— PROBLEM DESCRIPTION —
From the listing below, copy each line where "Disk" occurs.

:::

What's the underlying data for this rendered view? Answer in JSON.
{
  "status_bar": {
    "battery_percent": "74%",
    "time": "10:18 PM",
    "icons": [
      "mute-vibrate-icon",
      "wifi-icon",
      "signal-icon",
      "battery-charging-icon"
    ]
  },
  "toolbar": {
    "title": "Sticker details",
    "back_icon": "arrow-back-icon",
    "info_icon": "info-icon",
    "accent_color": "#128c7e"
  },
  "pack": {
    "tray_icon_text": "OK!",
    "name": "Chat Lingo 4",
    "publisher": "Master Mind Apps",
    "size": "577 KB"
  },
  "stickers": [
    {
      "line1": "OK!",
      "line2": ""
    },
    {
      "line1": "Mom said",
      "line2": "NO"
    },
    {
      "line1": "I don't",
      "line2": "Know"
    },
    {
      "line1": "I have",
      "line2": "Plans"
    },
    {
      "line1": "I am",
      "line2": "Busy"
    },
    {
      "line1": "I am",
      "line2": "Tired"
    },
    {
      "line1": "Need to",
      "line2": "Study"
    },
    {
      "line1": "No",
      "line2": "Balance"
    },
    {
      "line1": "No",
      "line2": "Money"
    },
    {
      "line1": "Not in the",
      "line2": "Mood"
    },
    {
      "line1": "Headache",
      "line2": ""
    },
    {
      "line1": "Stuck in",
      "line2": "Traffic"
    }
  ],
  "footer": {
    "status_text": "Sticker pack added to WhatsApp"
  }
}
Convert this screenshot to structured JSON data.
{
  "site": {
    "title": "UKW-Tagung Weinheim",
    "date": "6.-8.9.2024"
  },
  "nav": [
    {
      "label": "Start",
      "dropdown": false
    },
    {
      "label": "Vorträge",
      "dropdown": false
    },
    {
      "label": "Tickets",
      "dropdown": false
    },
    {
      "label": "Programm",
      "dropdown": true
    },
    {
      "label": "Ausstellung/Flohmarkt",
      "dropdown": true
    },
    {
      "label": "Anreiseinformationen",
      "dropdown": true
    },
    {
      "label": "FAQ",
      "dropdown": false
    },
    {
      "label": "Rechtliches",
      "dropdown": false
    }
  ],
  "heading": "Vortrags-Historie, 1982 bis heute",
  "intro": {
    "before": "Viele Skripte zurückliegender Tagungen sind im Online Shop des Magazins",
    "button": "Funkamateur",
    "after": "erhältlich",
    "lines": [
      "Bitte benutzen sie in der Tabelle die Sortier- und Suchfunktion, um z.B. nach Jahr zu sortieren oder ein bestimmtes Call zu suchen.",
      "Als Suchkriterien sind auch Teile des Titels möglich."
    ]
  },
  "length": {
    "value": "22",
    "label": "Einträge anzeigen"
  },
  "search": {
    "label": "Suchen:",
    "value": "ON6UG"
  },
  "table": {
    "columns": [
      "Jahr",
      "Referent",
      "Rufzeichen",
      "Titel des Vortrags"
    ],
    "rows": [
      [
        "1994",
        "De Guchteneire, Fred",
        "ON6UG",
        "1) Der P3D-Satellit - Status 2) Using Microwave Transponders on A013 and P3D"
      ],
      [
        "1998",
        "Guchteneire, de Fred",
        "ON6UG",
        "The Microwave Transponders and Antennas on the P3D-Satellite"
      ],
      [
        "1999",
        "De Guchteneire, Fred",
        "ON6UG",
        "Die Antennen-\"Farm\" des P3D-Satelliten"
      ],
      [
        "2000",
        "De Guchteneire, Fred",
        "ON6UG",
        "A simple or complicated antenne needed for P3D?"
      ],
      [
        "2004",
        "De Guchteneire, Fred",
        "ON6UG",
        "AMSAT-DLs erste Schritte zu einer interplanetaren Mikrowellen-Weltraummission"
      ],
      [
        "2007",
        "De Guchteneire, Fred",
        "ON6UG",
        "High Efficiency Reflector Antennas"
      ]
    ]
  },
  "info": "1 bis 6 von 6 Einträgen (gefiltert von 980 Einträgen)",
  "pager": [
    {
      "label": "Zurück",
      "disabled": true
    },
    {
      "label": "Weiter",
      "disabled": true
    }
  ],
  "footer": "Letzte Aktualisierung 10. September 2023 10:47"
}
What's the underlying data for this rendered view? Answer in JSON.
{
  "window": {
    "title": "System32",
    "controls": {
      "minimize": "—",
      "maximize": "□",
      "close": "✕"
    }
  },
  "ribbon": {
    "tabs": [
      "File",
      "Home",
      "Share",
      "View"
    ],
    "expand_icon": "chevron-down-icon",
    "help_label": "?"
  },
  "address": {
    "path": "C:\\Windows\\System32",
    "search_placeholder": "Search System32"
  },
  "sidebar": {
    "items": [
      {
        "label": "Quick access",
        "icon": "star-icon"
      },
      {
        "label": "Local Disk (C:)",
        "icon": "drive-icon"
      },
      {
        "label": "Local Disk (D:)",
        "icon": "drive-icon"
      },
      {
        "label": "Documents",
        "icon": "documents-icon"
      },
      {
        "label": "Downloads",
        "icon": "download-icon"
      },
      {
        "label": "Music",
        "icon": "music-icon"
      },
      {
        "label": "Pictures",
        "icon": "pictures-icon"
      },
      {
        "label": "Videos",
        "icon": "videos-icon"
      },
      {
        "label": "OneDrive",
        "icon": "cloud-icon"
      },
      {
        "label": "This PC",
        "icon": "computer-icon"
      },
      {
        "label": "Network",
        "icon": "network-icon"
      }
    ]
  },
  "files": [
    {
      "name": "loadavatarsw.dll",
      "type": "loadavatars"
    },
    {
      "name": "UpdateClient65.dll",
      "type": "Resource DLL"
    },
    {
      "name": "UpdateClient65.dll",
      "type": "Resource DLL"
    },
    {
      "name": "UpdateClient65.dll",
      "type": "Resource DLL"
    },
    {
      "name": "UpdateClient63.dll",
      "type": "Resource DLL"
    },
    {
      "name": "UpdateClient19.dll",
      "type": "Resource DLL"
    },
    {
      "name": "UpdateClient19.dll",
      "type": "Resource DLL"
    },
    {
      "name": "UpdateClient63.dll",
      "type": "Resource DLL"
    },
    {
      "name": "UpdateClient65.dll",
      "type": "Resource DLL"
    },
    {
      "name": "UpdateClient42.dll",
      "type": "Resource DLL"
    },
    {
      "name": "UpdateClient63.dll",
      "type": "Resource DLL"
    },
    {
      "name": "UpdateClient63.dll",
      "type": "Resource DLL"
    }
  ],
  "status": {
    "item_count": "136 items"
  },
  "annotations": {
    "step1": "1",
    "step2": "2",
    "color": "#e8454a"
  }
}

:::

— SOLUTION FOR THIS PROBLEM —
        "label": "Local Disk (C:)",
        "label": "Local Disk (D:)",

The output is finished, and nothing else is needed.